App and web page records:
:::::
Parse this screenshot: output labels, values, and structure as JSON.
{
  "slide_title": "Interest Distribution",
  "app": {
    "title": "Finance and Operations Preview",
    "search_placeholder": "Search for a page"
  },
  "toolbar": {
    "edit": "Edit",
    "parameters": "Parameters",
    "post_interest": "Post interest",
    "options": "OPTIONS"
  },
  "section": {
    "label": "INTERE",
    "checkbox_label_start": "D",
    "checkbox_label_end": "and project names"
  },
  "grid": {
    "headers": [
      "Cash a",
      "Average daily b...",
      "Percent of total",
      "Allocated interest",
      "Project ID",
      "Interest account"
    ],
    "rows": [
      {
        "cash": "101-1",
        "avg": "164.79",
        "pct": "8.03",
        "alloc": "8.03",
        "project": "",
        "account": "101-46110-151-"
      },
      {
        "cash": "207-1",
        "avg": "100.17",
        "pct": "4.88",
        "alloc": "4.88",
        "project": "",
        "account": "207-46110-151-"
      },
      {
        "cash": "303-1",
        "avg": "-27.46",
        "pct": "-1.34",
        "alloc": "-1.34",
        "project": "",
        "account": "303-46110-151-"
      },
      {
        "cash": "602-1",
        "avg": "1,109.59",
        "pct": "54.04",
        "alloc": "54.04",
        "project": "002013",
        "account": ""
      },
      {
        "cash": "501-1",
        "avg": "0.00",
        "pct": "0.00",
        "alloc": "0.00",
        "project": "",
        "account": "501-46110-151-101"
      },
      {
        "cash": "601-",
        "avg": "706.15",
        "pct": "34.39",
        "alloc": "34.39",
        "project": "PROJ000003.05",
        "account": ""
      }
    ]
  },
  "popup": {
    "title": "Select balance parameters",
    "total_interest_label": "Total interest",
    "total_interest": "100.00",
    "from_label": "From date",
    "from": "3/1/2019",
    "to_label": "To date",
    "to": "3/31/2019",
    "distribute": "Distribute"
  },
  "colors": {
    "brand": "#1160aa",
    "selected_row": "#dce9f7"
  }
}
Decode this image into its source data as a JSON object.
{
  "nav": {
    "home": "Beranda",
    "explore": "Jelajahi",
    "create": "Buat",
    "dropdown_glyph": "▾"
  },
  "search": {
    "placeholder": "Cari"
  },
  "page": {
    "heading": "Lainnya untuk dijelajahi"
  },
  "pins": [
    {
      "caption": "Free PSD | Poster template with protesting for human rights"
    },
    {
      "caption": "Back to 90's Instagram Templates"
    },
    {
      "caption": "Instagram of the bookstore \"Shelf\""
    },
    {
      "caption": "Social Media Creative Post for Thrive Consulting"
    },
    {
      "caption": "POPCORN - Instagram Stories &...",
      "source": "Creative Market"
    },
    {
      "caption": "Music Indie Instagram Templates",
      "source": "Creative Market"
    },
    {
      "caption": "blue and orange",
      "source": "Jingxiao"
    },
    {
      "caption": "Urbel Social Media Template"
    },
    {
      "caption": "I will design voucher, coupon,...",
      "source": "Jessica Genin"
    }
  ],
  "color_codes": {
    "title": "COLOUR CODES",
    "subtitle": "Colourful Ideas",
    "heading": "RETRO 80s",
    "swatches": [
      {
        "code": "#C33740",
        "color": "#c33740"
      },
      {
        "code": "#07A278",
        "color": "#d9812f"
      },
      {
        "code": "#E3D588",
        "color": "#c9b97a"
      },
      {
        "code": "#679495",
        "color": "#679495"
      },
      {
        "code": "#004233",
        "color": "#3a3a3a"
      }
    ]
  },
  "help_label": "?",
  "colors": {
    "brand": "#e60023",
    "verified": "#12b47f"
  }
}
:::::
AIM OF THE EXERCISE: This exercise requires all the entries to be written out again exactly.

RESPONSE BELOW:
Parse this screenshot: output labels, values, and structure as JSON.
{
  "slide_title": "Interest Distribution",
  "app": {
    "title": "Finance and Operations Preview",
    "search_placeholder": "Search for a page"
  },
  "toolbar": {
    "edit": "Edit",
    "parameters": "Parameters",
    "post_interest": "Post interest",
    "options": "OPTIONS"
  },
  "section": {
    "label": "INTERE",
    "checkbox_label_start": "D",
    "checkbox_label_end": "and project names"
  },
  "grid": {
    "headers": [
      "Cash a",
      "Average daily b...",
      "Percent of total",
      "Allocated interest",
      "Project ID",
      "Interest account"
    ],
    "rows": [
      {
        "cash": "101-1",
        "avg": "164.79",
        "pct": "8.03",
        "alloc": "8.03",
        "project": "",
        "account": "101-46110-151-"
      },
      {
        "cash": "207-1",
        "avg": "100.17",
        "pct": "4.88",
        "alloc": "4.88",
        "project": "",
        "account": "207-46110-151-"
      },
      {
        "cash": "303-1",
        "avg": "-27.46",
        "pct": "-1.34",
        "alloc": "-1.34",
        "project": "",
        "account": "303-46110-151-"
      },
      {
        "cash": "602-1",
        "avg": "1,109.59",
        "pct": "54.04",
        "alloc": "54.04",
        "project": "002013",
        "account": ""
      },
      {
        "cash": "501-1",
        "avg": "0.00",
        "pct": "0.00",
        "alloc": "0.00",
        "project": "",
        "account": "501-46110-151-101"
      },
      {
        "cash": "601-",
        "avg": "706.15",
        "pct": "34.39",
        "alloc": "34.39",
        "project": "PROJ000003.05",
        "account": ""
      }
    ]
  },
  "popup": {
    "title": "Select balance parameters",
    "total_interest_label": "Total interest",
    "total_interest": "100.00",
    "from_label": "From date",
    "from": "3/1/2019",
    "to_label": "To date",
    "to": "3/31/2019",
    "distribute": "Distribute"
  },
  "colors": {
    "brand": "#1160aa",
    "selected_row": "#dce9f7"
  }
}
Decode this image into its source data as a JSON object.
{
  "nav": {
    "home": "Beranda",
    "explore": "Jelajahi",
    "create": "Buat",
    "dropdown_glyph": "▾"
  },
  "search": {
    "placeholder": "Cari"
  },
  "page": {
    "heading": "Lainnya untuk dijelajahi"
  },
  "pins": [
    {
      "caption": "Free PSD | Poster template with protesting for human rights"
    },
    {
      "caption": "Back to 90's Instagram Templates"
    },
    {
      "caption": "Instagram of the bookstore \"Shelf\""
    },
    {
      "caption": "Social Media Creative Post for Thrive Consulting"
    },
    {
      "caption": "POPCORN - Instagram Stories &...",
      "source": "Creative Market"
    },
    {
      "caption": "Music Indie Instagram Templates",
      "source": "Creative Market"
    },
    {
      "caption": "blue and orange",
      "source": "Jingxiao"
    },
    {
      "caption": "Urbel Social Media Template"
    },
    {
      "caption": "I will design voucher, coupon,...",
      "source": "Jessica Genin"
    }
  ],
  "color_codes": {
    "title": "COLOUR CODES",
    "subtitle": "Colourful Ideas",
    "heading": "RETRO 80s",
    "swatches": [
      {
        "code": "#C33740",
        "color": "#c33740"
      },
      {
        "code": "#07A278",
        "color": "#d9812f"
      },
      {
        "code": "#E3D588",
        "color": "#c9b97a"
      },
      {
        "code": "#679495",
        "color": "#679495"
      },
      {
        "code": "#004233",
        "color": "#3a3a3a"
      }
    ]
  },
  "help_label": "?",
  "colors": {
    "brand": "#e60023",
    "verified": "#12b47f"
  }
}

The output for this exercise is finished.